United States District Court, D. North Dakota
ORDER DENYING DEFENDANT'S MOTION TO WITHDRAW PLEA
L. Hovland, Chief Judge.
the Court is the Defendant's pro se “Motion to
Withdraw Plea of Guilty” filed on July 28, 2017.
See Docket No. 618. The Government filed a response
in opposition to the motion on August 10, 2017. See
Docket No. 625. For the reasons set forth below, the motion
April 14, 2016, the Defendant pled guilty to one count of
conspiracy to distribute and possess with intent to
distribute methamphetamine (500 grams or more) in violation
of 21 U.S.C. § 846. See Docket Nos. 365 and
366. A Presentence Investigation Report was filed on July 1,
2016. See Docket No. 428. More than a year after
entering his plea of guilty, the Defendant now seeks to
withdraw his guilty plea because his constitutional rights
were allegedly violated at the change of plea hearing.
See Docket No. 619. The Defendant also references
newly discovered exculpatory evidence and diminished
capacity. However, he provides no explanation or discussion
of the newly discovered evidence or evidence of diminished
capacity. The Court finds these contentions wholly
guilty plea may be withdrawn before sentencing if the
defendant demonstrates a ‘fair and just reason' for
the withdrawal.” United States v. Mugan, 441
F.3d 622, 630 (8th Cir. 2006) (citing Fed. R. Crim. P.
11(d)(2)(B)). A district court may also consider whether the
defendant asserts innocence to the charges, the amount of
time between the guilty plea and the motion to withdraw, and
whether the withdrawal would prejudice the government.

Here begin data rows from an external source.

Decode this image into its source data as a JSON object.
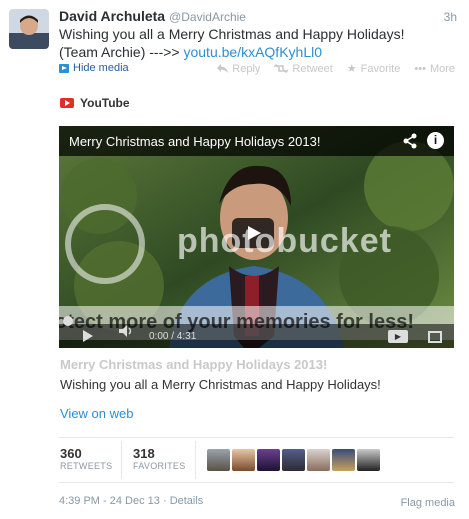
{
  "tweet": {
    "author_name": "David Archuleta",
    "author_handle": "@DavidArchie",
    "time": "3h",
    "text_main": "Wishing you all a Merry Christmas and Happy Holidays! (Team Archie) --->> ",
    "link": "youtu.be/kxAQfKyhLl0",
    "hide_media": "Hide media",
    "actions": {
      "reply": "Reply",
      "retweet": "Retweet",
      "favorite": "Favorite",
      "more": "More"
    }
  },
  "media": {
    "source": "YouTube",
    "video_title": "Merry Christmas and Happy Holidays 2013!",
    "video_time": "0:00 / 4:31",
    "watermark": "photobucket",
    "watermark_tagline": "otect more of your memories for less!",
    "card_title": "Merry Christmas and Happy Holidays 2013!",
    "card_description": "Wishing you all a Merry Christmas and Happy Holidays!",
    "view_on_web": "View on web"
  },
  "stats": {
    "retweets_count": "360",
    "retweets_label": "RETWEETS",
    "favorites_count": "318",
    "favorites_label": "FAVORITES"
  },
  "footer": {
    "timestamp": "4:39 PM - 24 Dec 13",
    "separator": "·",
    "details": "Details",
    "flag": "Flag media"
  },
  "colors": {
    "link": "#2a8fd4",
    "youtube_red": "#e52d27",
    "muted": "#8899a6"
  }
}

United States v. Teeter, 561 F.3d 768, 770 (8th Cir.
2009). However, a district court need not address the
remaining considerations if the defendant fails to show a

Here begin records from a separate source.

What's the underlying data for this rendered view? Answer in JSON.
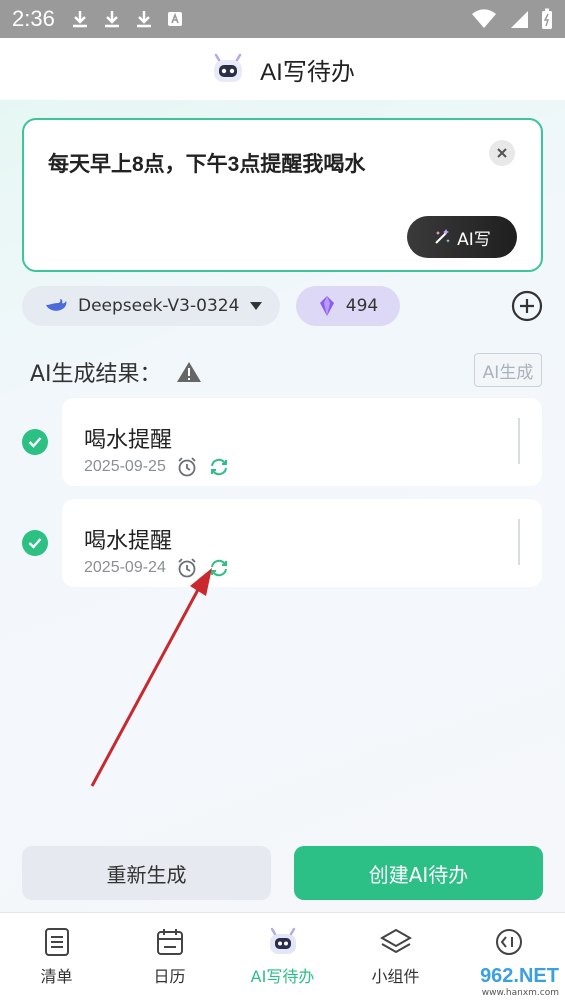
{
  "status_bar": {
    "time": "2:36"
  },
  "header": {
    "title": "AI写待办"
  },
  "input": {
    "text": "每天早上8点，下午3点提醒我喝水",
    "ai_write_label": "AI写"
  },
  "model_selector": {
    "value": "Deepseek-V3-0324"
  },
  "points": {
    "value": "494"
  },
  "results": {
    "label": "AI生成结果：",
    "ai_generate_label": "AI生成",
    "items": [
      {
        "title": "喝水提醒",
        "date": "2025-09-25",
        "checked": true
      },
      {
        "title": "喝水提醒",
        "date": "2025-09-24",
        "checked": true
      }
    ]
  },
  "actions": {
    "regenerate_label": "重新生成",
    "create_label": "创建AI待办"
  },
  "bottom_nav": {
    "items": [
      {
        "label": "清单",
        "icon": "list-icon",
        "active": false
      },
      {
        "label": "日历",
        "icon": "calendar-icon",
        "active": false
      },
      {
        "label": "AI写待办",
        "icon": "robot-icon",
        "active": true
      },
      {
        "label": "小组件",
        "icon": "layers-icon",
        "active": false
      },
      {
        "label": "",
        "icon": "more-icon",
        "active": false
      }
    ]
  },
  "watermark": {
    "text": "962.NET",
    "sub": "www.hanxm.com"
  },
  "colors": {
    "accent": "#2cbf86",
    "border": "#3cc49a",
    "points_bg": "#ded8f7",
    "model_bg": "#e6ebf2"
  }
}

fair and just reason for withdrawing his plea. Id.
change of plea hearing on April 14, 2016, the following
discussions occurred between the Court and the Defendant:
THE COURT: All right. So, Mr. Price, I need to visit with you
here on the record about your intention to plead guilty to
this particular crime. If you have any questions, sir, or if
you don't understand anything that we talk about this
afternoon, you're more than welcome to interrupt me and
ask questions at any time.
THE DEFENDANT: Yes, sir.
THE COURT: I know absolutely nothing about you, sir. All I
have in my file is the Indictment and the Plea Agreement and
the Plea Agreement Supplement. I know nothing of your
criminal history. I know nothing about your involvement in
this particular case, so I'll need to ask you a few
questions about that. But with respect to your background,
how old are you, sir, and where you lived most of your adult
THE DEFENDANT: I'm 43 years old, and the majority of my
life I've lived in Texas, until roughly eight years ago.
THE COURT: Are you a high school graduate?
THE DEFENDANT: Yes, sir.
THE COURT: Any schooling beyond high school?
THE DEFENDANT: Some community college courses, different
certifications through FEMA and ...